Task to carry out: A complete, exact copy of the records below is the required result.

Extracted information:

....................

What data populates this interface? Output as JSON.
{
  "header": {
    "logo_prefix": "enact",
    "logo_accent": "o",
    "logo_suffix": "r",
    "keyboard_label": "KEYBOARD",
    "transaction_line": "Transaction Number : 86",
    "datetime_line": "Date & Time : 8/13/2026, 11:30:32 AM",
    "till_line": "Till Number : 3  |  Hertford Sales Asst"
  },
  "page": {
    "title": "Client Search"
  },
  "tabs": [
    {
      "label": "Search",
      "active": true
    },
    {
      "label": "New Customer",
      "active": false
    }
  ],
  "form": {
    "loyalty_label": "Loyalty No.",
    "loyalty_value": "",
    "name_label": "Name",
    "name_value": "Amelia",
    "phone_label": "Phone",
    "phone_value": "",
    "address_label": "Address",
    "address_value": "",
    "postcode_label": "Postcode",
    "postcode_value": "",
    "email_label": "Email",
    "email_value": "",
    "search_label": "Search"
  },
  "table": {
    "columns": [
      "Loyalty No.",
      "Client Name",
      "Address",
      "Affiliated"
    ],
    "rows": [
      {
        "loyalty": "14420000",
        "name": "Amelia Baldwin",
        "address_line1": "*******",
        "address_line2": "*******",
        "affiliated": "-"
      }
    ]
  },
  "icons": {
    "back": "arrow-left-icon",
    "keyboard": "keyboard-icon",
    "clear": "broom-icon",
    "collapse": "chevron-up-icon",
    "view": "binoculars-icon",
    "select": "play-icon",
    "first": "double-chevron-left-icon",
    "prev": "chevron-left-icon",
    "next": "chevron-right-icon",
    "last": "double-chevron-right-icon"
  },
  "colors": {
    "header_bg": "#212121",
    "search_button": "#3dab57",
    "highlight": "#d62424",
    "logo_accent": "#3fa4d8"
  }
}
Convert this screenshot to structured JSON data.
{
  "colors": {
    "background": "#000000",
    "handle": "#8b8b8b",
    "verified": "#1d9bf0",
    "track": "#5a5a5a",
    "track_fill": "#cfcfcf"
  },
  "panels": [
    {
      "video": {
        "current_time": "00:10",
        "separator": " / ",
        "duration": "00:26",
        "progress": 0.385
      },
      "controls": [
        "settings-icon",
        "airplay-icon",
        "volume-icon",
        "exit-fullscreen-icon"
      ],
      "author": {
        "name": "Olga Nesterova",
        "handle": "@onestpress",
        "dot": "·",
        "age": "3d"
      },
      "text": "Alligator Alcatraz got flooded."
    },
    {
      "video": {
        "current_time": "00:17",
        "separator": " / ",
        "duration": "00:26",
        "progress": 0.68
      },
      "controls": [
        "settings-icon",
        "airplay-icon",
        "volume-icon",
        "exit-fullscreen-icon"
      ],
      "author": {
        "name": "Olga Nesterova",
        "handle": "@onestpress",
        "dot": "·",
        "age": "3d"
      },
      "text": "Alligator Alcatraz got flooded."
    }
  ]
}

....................

Answer to this exercise:
What data populates this interface? Output as JSON.
{
  "header": {
    "logo_prefix": "enact",
    "logo_accent": "o",
    "logo_suffix": "r",
    "keyboard_label": "KEYBOARD",
    "transaction_line": "Transaction Number : 86",
    "datetime_line": "Date & Time : 8/13/2026, 11:30:32 AM",
    "till_line": "Till Number : 3  |  Hertford Sales Asst"
  },
  "page": {
    "title": "Client Search"
  },
  "tabs": [
    {
      "label": "Search",
      "active": true
    },
    {
      "label": "New Customer",
      "active": false
    }
  ],
  "form": {
    "loyalty_label": "Loyalty No.",
    "loyalty_value": "",
    "name_label": "Name",
    "name_value": "Amelia",
    "phone_label": "Phone",
    "phone_value": "",
    "address_label": "Address",
    "address_value": "",
    "postcode_label": "Postcode",
    "postcode_value": "",
    "email_label": "Email",
    "email_value": "",
    "search_label": "Search"
  },
  "table": {
    "columns": [
      "Loyalty No.",
      "Client Name",
      "Address",
      "Affiliated"
    ],
    "rows": [
      {
        "loyalty": "14420000",
        "name": "Amelia Baldwin",
        "address_line1": "*******",
        "address_line2": "*******",
        "affiliated": "-"
      }
    ]
  },
  "icons": {
    "back": "arrow-left-icon",
    "keyboard": "keyboard-icon",
    "clear": "broom-icon",
    "collapse": "chevron-up-icon",
    "view": "binoculars-icon",
    "select": "play-icon",
    "first": "double-chevron-left-icon",
    "prev": "chevron-left-icon",
    "next": "chevron-right-icon",
    "last": "double-chevron-right-icon"
  },
  "colors": {
    "header_bg": "#212121",
    "search_button": "#3dab57",
    "highlight": "#d62424",
    "logo_accent": "#3fa4d8"
  }
}
Convert this screenshot to structured JSON data.
{
  "colors": {
    "background": "#000000",
    "handle": "#8b8b8b",
    "verified": "#1d9bf0",
    "track": "#5a5a5a",
    "track_fill": "#cfcfcf"
  },
  "panels": [
    {
      "video": {
        "current_time": "00:10",
        "separator": " / ",
        "duration": "00:26",
        "progress": 0.385
      },
      "controls": [
        "settings-icon",
        "airplay-icon",
        "volume-icon",
        "exit-fullscreen-icon"
      ],
      "author": {
        "name": "Olga Nesterova",
        "handle": "@onestpress",
        "dot": "·",
        "age": "3d"
      },
      "text": "Alligator Alcatraz got flooded."
    },
    {
      "video": {
        "current_time": "00:17",
        "separator": " / ",
        "duration": "00:26",
        "progress": 0.68
      },
      "controls": [
        "settings-icon",
        "airplay-icon",
        "volume-icon",
        "exit-fullscreen-icon"
      ],
      "author": {
        "name": "Olga Nesterova",
        "handle": "@onestpress",
        "dot": "·",
        "age": "3d"
      },
      "text": "Alligator Alcatraz got flooded."
    }
  ]
}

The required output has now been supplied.